While we cannot easily prevent major floods, we can ensure that we benefit from the flood protection services that wetlands supply free of charge. Rivers, lakes and marshes slow down and retain floodwaters but only if we do not build our urban centres on natural floodplains and are more thoughtful about the broader implications of channellising our rivers and draining our marshes.
Controlled burning has been used effectively in peatland management in various parts of the world, but events in recent years in southeast Asia have highlighted the fact that extensive and uncontrolled burning can have serious direct effects on human health. For example, the largely deliberate burning for land-clearing in 1997-1998 in southeast Asian peatlands affected around 70 million people with around 12 million people requiring health care for respiratory problems. Significant burning events since then have continued to affect the health of large numbers of people.
In the longer term, peatland burning and drainage activities have led to massive increases in the emissions of greenhouse gases, contributing to climate change, and these activities have often destroyed local livelihoods as well.
If water is extracted more rapidly than it is naturally replenished, wetland ecosystems will, in extreme cases, collapse, with a complete loss of ecosystem services. The effect of such extreme cases is costly in terms of human health. A well-documented example is the Aral Sea where water abstraction for irrigating crops reduced a vibrant wetland to dust - causing loss of livelihoods in the short term and, in the longer term, seriously impairing the health of communities that lived around the sea through the health effects of dust storms, erosion, and poor water quality for drinking and other purposes.
While this may be an extreme example, there are many cases where a dramatic reduction in water availability results in significant negative effects on human health. In Lake Chad, a lake shared by Cameroon, Chad, Nigeria and Niger, climate change, the demand for irrigation water upstream, and poor management decisions in the basin have reduced the size of the lake by 90% over the past 40 years. The net effect on the 20 million people, mainly fishers and farmers, who rely directly on the lake is rising levels of malnutrition, in turn leading to a much increased vulnerability to diseases. A major project is underway to reverse this situation.

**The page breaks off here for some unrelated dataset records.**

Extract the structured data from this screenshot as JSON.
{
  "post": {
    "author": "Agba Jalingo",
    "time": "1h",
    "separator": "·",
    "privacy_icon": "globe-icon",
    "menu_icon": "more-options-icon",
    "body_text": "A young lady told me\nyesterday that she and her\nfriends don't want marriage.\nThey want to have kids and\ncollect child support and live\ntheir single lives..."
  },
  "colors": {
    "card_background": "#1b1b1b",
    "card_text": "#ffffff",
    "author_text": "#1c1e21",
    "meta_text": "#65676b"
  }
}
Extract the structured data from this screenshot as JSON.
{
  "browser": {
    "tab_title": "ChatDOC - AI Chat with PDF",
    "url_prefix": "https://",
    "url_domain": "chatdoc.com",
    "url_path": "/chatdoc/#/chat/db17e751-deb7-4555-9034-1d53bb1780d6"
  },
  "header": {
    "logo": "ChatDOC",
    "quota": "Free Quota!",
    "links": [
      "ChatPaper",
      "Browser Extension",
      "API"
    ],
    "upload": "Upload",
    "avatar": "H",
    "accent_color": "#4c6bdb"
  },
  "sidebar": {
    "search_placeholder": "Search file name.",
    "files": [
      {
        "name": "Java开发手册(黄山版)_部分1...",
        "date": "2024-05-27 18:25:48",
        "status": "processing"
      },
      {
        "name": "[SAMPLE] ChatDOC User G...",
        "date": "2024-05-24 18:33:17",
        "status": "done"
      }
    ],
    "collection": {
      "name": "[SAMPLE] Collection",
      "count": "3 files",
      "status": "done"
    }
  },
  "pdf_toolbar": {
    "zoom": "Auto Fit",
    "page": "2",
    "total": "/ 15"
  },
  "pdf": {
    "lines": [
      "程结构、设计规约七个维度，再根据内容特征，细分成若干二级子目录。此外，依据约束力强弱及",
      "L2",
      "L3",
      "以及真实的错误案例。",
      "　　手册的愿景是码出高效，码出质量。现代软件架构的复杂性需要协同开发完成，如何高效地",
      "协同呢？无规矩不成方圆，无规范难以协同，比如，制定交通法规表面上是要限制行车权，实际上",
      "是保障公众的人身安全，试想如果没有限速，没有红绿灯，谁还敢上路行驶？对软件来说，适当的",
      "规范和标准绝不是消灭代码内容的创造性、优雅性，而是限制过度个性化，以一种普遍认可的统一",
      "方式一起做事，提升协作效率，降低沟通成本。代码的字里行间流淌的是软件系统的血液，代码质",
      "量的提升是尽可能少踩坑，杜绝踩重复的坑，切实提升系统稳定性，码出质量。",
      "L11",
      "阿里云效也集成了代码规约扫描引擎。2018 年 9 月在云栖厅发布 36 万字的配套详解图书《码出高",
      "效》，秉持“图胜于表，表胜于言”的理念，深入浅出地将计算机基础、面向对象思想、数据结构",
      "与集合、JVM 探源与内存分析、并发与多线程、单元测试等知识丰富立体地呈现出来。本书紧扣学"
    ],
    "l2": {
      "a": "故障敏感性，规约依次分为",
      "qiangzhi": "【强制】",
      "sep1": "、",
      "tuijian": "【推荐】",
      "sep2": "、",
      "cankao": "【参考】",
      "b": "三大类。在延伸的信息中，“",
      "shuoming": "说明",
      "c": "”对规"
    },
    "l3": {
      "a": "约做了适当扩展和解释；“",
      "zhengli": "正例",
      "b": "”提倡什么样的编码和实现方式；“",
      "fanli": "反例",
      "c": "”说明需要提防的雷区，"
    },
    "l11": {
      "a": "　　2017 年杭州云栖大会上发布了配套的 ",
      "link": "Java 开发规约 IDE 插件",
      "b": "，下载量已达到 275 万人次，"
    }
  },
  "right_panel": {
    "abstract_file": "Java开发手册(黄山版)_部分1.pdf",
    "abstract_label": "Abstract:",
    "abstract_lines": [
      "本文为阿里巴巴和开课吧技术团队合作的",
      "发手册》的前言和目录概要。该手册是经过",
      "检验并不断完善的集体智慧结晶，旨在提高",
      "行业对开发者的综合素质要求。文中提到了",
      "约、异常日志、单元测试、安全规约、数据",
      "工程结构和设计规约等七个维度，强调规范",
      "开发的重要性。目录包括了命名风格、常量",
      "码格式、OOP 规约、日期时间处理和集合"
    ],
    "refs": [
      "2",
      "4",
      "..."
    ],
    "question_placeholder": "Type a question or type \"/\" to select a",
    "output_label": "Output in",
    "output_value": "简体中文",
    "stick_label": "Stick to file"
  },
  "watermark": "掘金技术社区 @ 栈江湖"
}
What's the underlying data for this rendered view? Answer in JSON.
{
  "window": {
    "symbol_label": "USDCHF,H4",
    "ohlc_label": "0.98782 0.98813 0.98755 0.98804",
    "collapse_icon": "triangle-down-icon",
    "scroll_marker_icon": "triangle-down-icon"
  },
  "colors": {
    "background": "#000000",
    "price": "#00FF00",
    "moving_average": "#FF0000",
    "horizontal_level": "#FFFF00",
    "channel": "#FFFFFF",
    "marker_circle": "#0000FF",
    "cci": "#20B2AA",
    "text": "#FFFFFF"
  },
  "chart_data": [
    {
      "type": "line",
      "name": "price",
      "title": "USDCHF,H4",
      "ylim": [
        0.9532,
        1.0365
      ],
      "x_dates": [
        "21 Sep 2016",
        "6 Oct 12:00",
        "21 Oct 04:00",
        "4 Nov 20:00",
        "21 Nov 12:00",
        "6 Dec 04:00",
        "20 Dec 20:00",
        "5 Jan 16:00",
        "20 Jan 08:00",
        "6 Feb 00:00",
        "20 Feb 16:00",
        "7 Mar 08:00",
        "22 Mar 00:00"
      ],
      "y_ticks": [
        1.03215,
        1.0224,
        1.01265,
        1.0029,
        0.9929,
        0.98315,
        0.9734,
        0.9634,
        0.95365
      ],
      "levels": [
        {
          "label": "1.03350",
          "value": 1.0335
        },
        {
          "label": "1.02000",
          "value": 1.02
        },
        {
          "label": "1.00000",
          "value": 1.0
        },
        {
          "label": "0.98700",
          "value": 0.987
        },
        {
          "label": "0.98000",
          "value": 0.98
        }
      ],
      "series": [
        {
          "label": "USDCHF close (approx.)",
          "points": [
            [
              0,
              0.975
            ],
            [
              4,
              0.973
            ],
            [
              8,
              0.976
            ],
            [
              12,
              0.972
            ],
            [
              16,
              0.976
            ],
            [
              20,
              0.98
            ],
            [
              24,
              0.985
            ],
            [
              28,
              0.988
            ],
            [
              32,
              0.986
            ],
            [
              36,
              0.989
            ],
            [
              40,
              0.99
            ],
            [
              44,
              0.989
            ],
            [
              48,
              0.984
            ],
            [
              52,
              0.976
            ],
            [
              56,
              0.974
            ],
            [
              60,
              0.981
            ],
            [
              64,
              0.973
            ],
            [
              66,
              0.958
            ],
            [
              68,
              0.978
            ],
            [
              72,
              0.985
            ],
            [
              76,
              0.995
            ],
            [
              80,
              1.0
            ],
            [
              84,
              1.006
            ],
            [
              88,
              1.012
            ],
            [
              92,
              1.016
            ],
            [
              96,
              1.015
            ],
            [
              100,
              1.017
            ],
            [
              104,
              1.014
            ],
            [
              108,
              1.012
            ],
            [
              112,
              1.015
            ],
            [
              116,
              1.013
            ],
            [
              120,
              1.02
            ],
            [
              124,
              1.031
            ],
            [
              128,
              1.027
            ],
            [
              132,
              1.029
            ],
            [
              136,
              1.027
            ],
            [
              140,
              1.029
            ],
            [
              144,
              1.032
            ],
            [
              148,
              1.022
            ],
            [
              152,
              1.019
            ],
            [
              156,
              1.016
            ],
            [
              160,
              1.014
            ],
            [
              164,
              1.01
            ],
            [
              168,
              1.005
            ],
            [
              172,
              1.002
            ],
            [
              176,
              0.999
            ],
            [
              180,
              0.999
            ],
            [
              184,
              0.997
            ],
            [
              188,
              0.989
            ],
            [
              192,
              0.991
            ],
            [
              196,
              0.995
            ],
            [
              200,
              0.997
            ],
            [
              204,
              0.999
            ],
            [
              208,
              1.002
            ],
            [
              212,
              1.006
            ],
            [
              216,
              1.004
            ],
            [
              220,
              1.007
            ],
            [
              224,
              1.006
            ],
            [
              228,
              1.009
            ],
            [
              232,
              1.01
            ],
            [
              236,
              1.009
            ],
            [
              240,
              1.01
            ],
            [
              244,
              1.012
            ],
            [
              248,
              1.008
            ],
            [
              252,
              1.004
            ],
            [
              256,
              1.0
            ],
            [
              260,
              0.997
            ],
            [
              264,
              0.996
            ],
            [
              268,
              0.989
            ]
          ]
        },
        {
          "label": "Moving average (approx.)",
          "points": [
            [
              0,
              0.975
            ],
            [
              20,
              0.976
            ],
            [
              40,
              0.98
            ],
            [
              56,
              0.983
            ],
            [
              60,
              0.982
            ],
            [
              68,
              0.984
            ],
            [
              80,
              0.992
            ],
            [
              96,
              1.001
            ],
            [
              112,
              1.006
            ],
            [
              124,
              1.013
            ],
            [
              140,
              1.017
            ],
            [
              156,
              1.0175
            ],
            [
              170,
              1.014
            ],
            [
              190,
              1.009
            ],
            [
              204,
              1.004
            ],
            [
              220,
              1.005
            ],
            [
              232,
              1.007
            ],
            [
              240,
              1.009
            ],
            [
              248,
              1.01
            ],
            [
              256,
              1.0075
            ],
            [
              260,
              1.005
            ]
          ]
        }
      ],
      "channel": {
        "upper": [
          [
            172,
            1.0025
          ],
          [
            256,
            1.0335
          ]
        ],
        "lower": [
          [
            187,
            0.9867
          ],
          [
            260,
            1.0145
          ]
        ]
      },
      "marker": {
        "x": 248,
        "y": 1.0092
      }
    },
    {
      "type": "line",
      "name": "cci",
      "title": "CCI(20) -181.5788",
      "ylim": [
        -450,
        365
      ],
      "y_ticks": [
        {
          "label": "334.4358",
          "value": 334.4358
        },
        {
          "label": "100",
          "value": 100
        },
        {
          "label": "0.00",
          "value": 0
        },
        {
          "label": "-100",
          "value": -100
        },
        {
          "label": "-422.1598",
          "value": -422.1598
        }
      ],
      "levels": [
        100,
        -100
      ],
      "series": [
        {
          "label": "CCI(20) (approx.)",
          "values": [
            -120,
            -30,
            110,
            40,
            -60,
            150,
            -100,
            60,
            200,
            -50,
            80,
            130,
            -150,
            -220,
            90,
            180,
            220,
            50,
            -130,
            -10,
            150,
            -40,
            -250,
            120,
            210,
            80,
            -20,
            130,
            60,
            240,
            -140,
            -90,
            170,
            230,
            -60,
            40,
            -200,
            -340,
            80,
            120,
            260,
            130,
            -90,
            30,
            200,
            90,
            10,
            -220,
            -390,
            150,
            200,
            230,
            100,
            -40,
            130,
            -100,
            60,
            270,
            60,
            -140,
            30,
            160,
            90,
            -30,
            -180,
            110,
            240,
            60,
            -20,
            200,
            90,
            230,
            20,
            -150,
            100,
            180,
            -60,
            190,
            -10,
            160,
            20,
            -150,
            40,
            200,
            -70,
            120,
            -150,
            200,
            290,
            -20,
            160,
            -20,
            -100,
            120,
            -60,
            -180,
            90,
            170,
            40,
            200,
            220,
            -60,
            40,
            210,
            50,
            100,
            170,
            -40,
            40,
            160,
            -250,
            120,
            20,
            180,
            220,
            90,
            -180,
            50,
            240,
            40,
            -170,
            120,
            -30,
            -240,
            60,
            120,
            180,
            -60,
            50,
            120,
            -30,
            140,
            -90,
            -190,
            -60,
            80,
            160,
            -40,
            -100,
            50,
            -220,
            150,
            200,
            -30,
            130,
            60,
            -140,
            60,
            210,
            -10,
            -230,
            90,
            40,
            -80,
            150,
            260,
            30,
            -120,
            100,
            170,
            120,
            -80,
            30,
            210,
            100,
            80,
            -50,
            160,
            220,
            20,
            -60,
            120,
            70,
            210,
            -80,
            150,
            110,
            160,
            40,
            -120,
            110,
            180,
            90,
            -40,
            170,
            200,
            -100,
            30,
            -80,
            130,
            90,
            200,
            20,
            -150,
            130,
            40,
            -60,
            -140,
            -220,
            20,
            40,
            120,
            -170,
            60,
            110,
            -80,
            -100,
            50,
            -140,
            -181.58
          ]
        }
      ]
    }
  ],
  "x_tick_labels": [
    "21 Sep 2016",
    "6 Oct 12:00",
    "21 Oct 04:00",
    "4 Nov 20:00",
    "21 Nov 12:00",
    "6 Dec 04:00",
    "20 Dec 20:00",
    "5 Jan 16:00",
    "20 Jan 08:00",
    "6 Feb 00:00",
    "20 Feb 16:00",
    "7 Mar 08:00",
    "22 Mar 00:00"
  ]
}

Many wetland plants and a number of animal species have been used in traditional medicines for millennia and this continues today. They are also used in homeopathic medicines, an ever-growing industry in the developed world, and have a role in the development and production of modern medicines. Over-collection, destructive harvesting techniques, and habitat loss and alteration all challenge the capacity of wetland species to continue to fulfill these roles.
The world's population is becoming concentrated in urban areas, particularly along coasts, and our urban populations are becoming more and more physically inactive. The World Health Organisation estimates that depression and depression-related illness will become the greatest source of ill-health by 2020, and the effects on health of physical inactivity in urban populations is becoming ever more costly in terms of medical treatment. We use urban green spaces, including rivers, lakes and reservoirs, for recreation, for education, and for relaxation. The value of green spaces in improving the mental and physical health of urban populations is gaining greater recognition and current studies indicate measurable physical and psychological benefits from regular contact with urban green spaces. Urban wetlands have a key role to play here.
Wetlands are part of the spectrum of ecosystems that include the reefs.